### Your instructions
Which lines of the entries below include "Válasszon"? List them all.

[Records excerpted from a collection]
____

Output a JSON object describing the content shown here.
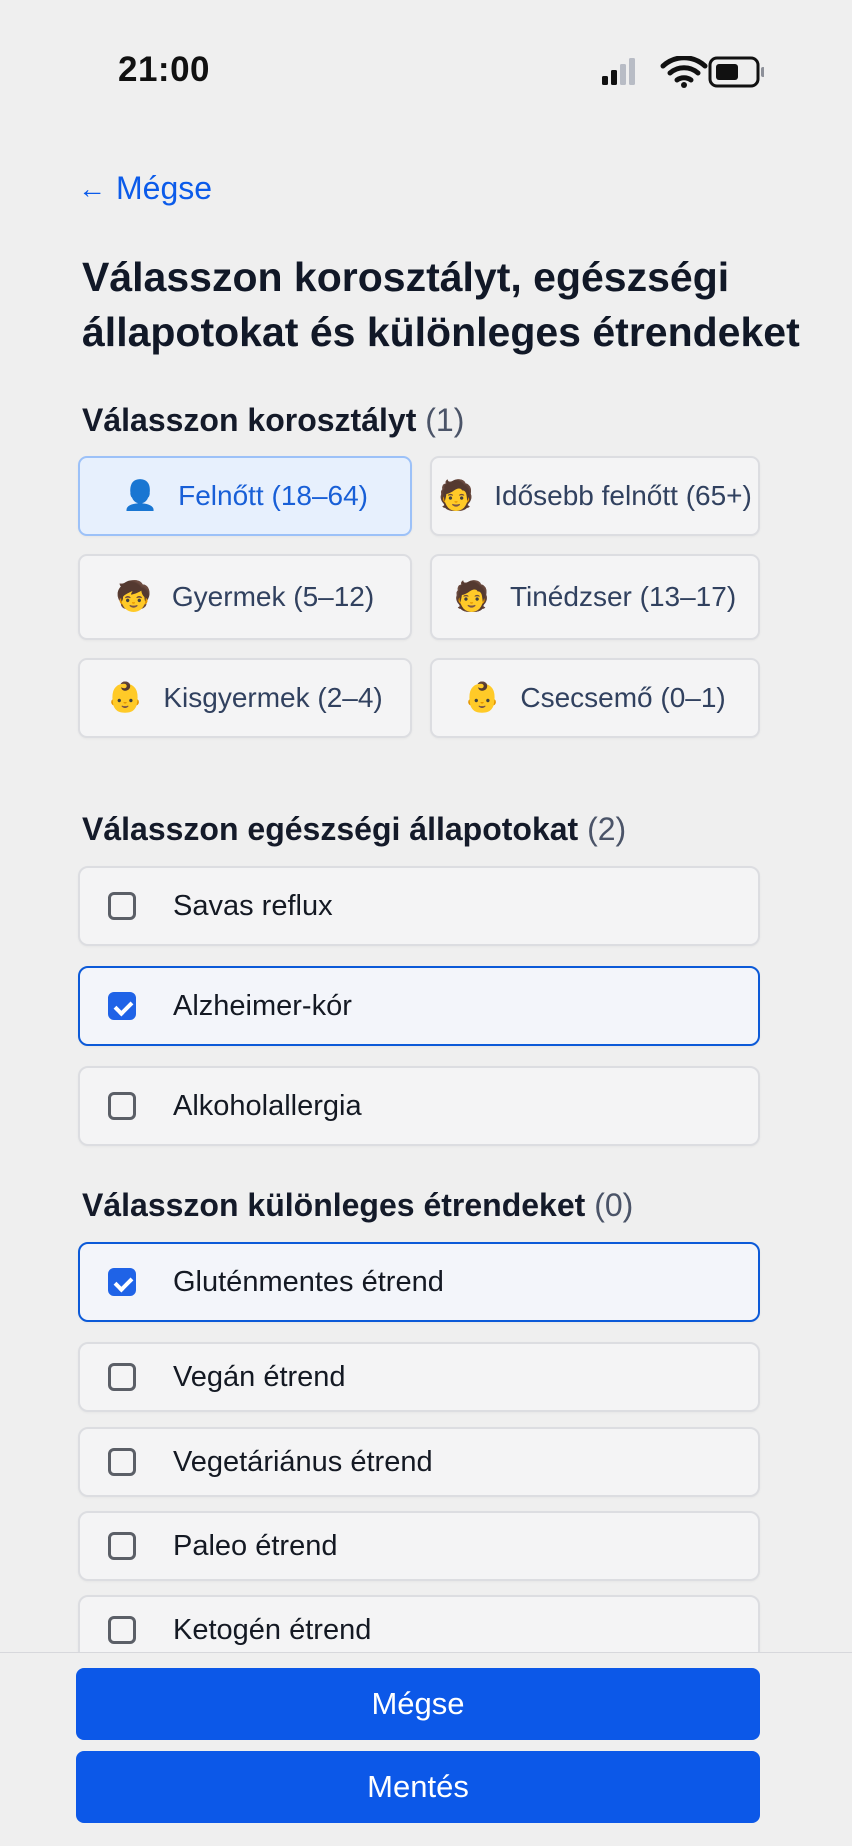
{
  "status_bar": {
    "time": "21:00"
  },
  "nav": {
    "back_label": "Mégse"
  },
  "title": "Válasszon korosztályt, egészségi állapotokat és különleges étrendeket",
  "age_section": {
    "heading": "Válasszon korosztályt",
    "count": "(1)",
    "options": [
      {
        "label": "Felnőtt (18–64)",
        "icon": "👤",
        "selected": true
      },
      {
        "label": "Idősebb felnőtt (65+)",
        "icon": "🧑",
        "selected": false
      },
      {
        "label": "Gyermek (5–12)",
        "icon": "🧒",
        "selected": false
      },
      {
        "label": "Tinédzser (13–17)",
        "icon": "🧑",
        "selected": false
      },
      {
        "label": "Kisgyermek (2–4)",
        "icon": "👶",
        "selected": false
      },
      {
        "label": "Csecsemő (0–1)",
        "icon": "👶",
        "selected": false
      }
    ]
  },
  "health_section": {
    "heading": "Válasszon egészségi állapotokat",
    "count": "(2)",
    "options": [
      {
        "label": "Savas reflux",
        "checked": false
      },
      {
        "label": "Alzheimer-kór",
        "checked": true
      },
      {
        "label": "Alkoholallergia",
        "checked": false
      }
    ]
  },
  "diet_section": {
    "heading": "Válasszon különleges étrendeket",
    "count": "(0)",
    "options": [
      {
        "label": "Gluténmentes étrend",
        "checked": true
      },
      {
        "label": "Vegán étrend",
        "checked": false
      },
      {
        "label": "Vegetáriánus étrend",
        "checked": false
      },
      {
        "label": "Paleo étrend",
        "checked": false
      },
      {
        "label": "Ketogén étrend",
        "checked": false
      }
    ]
  },
  "actions": {
    "cancel_label": "Mégse",
    "save_label": "Mentés"
  },
  "colors": {
    "accent": "#0c58e8",
    "selected_card_bg": "#e7f0fd",
    "background": "#efefef"
  }
}
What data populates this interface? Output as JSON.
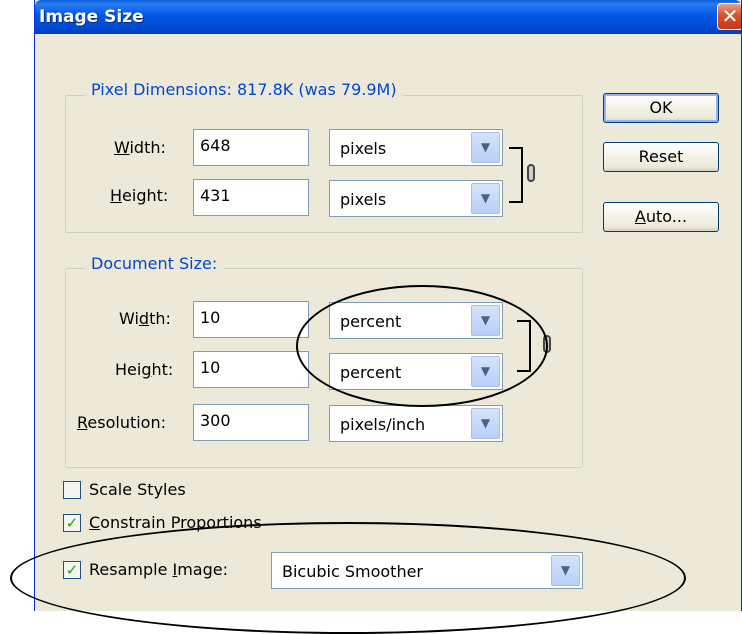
{
  "window": {
    "title": "Image Size",
    "close_glyph": "✕"
  },
  "pixel_dimensions": {
    "legend": "Pixel Dimensions:  817.8K (was 79.9M)",
    "width_label": "Width:",
    "width_value": "648",
    "width_unit": "pixels",
    "height_label": "Height:",
    "height_value": "431",
    "height_unit": "pixels"
  },
  "document_size": {
    "legend": "Document Size:",
    "width_label": "Width:",
    "width_value": "10",
    "width_unit": "percent",
    "height_label": "Height:",
    "height_value": "10",
    "height_unit": "percent",
    "resolution_label": "Resolution:",
    "resolution_value": "300",
    "resolution_unit": "pixels/inch"
  },
  "buttons": {
    "ok": "OK",
    "reset": "Reset",
    "auto": "Auto..."
  },
  "options": {
    "scale_styles": {
      "label": "Scale Styles",
      "checked": false
    },
    "constrain": {
      "label": "Constrain Proportions",
      "checked": true
    },
    "resample": {
      "label": "Resample Image:",
      "checked": true,
      "method": "Bicubic Smoother"
    }
  },
  "icons": {
    "dropdown": "chevron-down-icon",
    "link": "link-icon",
    "check": "checkmark-icon"
  },
  "colors": {
    "title_bar": "#0058e6",
    "legend_text": "#0046d5",
    "dialog_bg": "#ece9d8",
    "close": "#d8522e"
  }
}
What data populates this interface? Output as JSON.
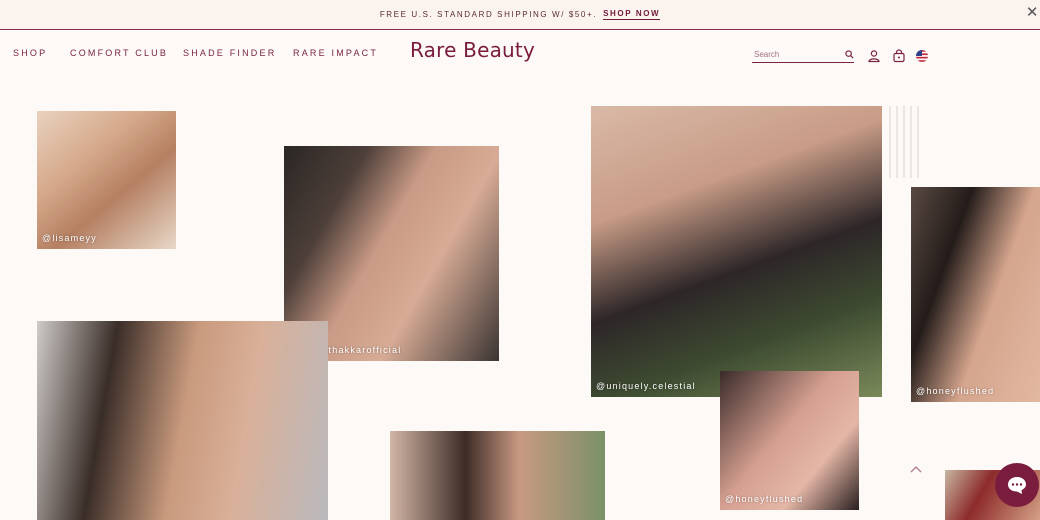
{
  "banner": {
    "text": "FREE U.S. STANDARD SHIPPING W/ $50+.",
    "cta": "SHOP NOW"
  },
  "nav": {
    "items": [
      "SHOP",
      "COMFORT CLUB",
      "SHADE FINDER",
      "RARE IMPACT"
    ]
  },
  "brand": {
    "logo": "Rare Beauty",
    "accent": "#7a1c3d"
  },
  "search": {
    "placeholder": "Search"
  },
  "header_icons": [
    "search-icon",
    "account-icon",
    "cart-icon",
    "us-flag-icon"
  ],
  "gallery": {
    "tags": [
      "@lisameyy",
      "@maitrithakkarofficial",
      "@uniquely.celestial",
      "@honeyflushed",
      "@honeyflushed"
    ]
  }
}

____

### Reply to the task
  "title": "Válasszon korosztályt, egészségi állapotokat és különleges étrendeket",
    "heading": "Válasszon korosztályt",
    "heading": "Válasszon egészségi állapotokat",
    "heading": "Válasszon különleges étrendeket",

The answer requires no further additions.